The representatives of the Startup Consultative Forum said they were shocked to have received a document from the secretariat of the National Information Technology Development Agency (NITDA), showing that the meeting held with certain decisions ratified at the purported meeting.
“Of grave concern among the items for consideration is the approval being sought for the Chairman of the Startup Implementation Committee (NSIAC), who leads an ad hoc body that is not statutorily appointed under the NSA, to be elevated to a Council member and attend meetings of the Council; thereby increasing the statutory number of members of the Council from 14 to 15 without an amendment of the law by the National Assembly.
“As members of the Council, we are surprised to have only been notified by the aforementioned report shared following the purported meeting, that this matter has already been approved by Mr President. In our view, this action is highly irregular. Such an approval should not have been sought in the first place as it is a contravention of an existing law. Furthermore, it is our humble submission that any attempt to imply that the 2nd meeting of the Council held on Tuesday, 23rd May 2023 will be firmly resisted. In the absence of the statutory quorum, such a meeting is illegal, null and void ab initio,” the letter stated.
The group urged the council to direct the secretariat to thoroughly review the irregularities that occurred during the recent meeting and take appropriate actions to rectify the situation. They also pressed for the importance of the appointment of a Council Agent in accordance with Section 8 of the Nigeria Startup Act, who would be tasked with monitoring and implementation of the provisions of the law rather than relying on ad hoc arrangements.
A startup lawyer Oyindolapo Olusesi explained that no member can be added into the NSA council other than those provided for under the act.
“As far as the constitution of the council is concerned, the law is clear. No other person can be a member except those expressly mentioned under the act. Thus, to answer the question of whether the President can unilaterally expand the membership of the NSA council, by relying on section 44, it would have to be determined if such an act would be considered “matters of policy”, or a directive relating to the performance of the functions of the Council. It is my humble opinion that the expansion of the Council’s membership, in this case to allegedly include the chairman of the implementation committee, doesn’t fall within these exclude categories, under which the President may make guidelines or give directives, pursuant to section 44. However, it is important to note that the President may in his considered opinion remove a person from membership of the council, and appoint where there is a vacancy,” Olusesi explained.
Going further, the lawyer said the council could actually decide to bring in an external person, solely for advisory purposes.

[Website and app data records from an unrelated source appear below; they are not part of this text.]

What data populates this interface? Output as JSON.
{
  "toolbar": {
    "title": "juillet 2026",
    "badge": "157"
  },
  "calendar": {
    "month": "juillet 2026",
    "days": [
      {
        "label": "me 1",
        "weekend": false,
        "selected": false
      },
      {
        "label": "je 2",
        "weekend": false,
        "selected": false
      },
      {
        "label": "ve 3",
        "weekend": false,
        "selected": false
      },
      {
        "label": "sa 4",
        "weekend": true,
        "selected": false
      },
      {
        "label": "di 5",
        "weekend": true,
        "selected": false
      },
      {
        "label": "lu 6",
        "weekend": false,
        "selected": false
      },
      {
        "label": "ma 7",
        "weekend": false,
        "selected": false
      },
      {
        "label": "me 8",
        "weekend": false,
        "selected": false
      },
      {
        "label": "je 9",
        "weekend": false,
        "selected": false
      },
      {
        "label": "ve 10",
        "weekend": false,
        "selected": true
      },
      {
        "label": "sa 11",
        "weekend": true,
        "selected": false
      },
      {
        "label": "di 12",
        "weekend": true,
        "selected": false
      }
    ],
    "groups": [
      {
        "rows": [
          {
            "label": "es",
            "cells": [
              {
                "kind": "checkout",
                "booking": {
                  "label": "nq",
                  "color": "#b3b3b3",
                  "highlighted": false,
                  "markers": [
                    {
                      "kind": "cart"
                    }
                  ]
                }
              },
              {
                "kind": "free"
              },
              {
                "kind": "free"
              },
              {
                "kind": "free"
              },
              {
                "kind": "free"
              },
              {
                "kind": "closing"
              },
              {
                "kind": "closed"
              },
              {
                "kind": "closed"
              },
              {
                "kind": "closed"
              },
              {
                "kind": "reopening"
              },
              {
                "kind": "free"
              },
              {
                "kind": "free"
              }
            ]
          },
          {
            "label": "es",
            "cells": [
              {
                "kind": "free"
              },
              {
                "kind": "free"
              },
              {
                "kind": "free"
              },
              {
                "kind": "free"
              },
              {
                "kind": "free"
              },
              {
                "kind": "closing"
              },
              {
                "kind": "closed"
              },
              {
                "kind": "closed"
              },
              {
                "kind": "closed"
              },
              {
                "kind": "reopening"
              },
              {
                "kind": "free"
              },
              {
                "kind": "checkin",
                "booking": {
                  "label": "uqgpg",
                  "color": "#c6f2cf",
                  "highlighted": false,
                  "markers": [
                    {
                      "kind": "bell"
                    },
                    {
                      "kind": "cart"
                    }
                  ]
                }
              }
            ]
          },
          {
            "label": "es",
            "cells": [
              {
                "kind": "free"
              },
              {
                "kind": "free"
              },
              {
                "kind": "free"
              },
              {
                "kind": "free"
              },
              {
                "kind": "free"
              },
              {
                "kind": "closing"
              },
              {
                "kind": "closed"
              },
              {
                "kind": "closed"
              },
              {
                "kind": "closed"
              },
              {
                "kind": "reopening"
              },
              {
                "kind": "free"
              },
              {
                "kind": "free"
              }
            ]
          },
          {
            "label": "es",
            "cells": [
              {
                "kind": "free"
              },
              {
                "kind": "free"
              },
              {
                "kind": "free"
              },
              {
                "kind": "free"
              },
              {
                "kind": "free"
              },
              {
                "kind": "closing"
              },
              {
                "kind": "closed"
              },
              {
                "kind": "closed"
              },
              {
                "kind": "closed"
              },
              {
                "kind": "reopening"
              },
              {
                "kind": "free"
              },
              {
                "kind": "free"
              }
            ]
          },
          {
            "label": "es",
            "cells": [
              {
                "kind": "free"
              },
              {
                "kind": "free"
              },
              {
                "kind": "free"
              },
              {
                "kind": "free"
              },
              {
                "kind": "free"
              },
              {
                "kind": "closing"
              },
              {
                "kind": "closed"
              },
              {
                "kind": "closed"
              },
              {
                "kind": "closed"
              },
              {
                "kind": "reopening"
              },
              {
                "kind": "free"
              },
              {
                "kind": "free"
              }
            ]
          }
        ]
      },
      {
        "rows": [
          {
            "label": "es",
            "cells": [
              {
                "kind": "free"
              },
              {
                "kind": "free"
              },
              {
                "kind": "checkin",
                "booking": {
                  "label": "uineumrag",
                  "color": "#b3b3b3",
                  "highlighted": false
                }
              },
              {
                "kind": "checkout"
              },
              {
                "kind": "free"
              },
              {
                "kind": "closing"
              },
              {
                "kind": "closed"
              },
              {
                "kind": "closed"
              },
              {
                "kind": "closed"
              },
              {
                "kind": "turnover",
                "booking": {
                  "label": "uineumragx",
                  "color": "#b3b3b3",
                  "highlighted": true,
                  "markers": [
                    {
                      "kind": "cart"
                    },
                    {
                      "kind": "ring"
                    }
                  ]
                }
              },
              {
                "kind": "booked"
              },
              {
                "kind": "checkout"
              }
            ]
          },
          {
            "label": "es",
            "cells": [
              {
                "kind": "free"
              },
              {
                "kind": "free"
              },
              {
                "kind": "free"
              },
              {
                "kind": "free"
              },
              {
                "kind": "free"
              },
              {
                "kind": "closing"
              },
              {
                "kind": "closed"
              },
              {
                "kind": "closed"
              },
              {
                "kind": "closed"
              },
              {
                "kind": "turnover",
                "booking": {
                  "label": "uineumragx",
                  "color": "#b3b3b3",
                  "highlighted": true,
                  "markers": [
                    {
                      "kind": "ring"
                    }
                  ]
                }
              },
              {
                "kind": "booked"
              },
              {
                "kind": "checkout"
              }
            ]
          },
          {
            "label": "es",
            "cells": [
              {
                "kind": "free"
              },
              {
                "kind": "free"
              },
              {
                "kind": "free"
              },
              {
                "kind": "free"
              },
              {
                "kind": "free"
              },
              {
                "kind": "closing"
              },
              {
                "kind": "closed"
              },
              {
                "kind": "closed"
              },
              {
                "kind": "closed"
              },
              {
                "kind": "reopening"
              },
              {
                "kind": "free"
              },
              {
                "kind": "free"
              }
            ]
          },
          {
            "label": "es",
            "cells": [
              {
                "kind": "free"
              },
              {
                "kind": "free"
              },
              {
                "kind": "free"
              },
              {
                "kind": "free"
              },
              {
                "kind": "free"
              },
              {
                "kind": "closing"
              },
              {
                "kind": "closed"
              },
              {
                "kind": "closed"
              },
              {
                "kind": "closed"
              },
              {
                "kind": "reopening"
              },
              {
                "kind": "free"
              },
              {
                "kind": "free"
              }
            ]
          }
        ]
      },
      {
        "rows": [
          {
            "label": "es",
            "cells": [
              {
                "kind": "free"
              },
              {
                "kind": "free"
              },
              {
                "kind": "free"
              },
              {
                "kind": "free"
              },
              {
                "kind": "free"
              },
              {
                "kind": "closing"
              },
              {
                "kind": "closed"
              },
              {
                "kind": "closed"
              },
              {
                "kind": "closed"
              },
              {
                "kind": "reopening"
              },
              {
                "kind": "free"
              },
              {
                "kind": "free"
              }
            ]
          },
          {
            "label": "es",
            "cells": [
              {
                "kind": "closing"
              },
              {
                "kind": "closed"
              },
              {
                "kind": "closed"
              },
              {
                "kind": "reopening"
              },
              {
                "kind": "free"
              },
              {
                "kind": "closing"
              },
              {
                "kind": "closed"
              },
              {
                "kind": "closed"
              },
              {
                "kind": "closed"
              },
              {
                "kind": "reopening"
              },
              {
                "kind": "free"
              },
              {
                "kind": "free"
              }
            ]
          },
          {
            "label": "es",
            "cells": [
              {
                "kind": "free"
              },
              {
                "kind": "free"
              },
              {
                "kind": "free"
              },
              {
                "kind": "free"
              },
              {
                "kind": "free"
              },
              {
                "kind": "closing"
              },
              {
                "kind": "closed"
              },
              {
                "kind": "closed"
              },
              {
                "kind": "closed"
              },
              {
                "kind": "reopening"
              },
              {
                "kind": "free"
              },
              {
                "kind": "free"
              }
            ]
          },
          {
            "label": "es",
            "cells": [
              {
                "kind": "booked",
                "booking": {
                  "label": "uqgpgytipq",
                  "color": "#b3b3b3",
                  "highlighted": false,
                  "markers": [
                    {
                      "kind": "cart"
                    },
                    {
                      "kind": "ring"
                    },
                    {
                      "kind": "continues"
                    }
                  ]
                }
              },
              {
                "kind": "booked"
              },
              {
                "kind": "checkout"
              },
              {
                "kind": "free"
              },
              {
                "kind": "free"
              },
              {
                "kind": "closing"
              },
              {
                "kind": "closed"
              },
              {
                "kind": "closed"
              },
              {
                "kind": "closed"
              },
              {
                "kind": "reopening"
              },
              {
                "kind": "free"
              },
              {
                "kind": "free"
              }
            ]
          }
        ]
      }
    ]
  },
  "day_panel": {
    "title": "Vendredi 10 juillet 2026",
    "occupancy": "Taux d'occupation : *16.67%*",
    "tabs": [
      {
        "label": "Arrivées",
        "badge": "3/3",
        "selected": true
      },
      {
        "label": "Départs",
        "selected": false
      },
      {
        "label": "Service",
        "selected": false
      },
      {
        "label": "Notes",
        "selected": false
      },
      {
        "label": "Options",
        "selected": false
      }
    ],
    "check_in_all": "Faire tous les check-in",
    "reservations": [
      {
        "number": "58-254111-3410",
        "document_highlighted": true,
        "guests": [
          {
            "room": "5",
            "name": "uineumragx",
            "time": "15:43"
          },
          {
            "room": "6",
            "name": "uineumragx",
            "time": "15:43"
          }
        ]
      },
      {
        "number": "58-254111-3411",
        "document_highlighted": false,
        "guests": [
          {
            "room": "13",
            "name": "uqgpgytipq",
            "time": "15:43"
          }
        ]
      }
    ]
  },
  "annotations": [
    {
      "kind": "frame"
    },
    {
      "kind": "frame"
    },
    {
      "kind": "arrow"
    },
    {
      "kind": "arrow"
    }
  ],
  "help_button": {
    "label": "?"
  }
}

Speaking on the matter of quorum, Olusesi said even though the act does not expressly legislate on the issue of lack of a quorum, resolutions generally passed at such a meeting called by the minister are not binding.
However, a member of the Startup Consultative Forum Davidson Oturu explained that the act clearly legislates on the issue of quorum under the supplementary provisions relating to the council. “It is in black and white,” he responded to Olusesi statements. He also pointed out that the act is clear on who can attend but not vote.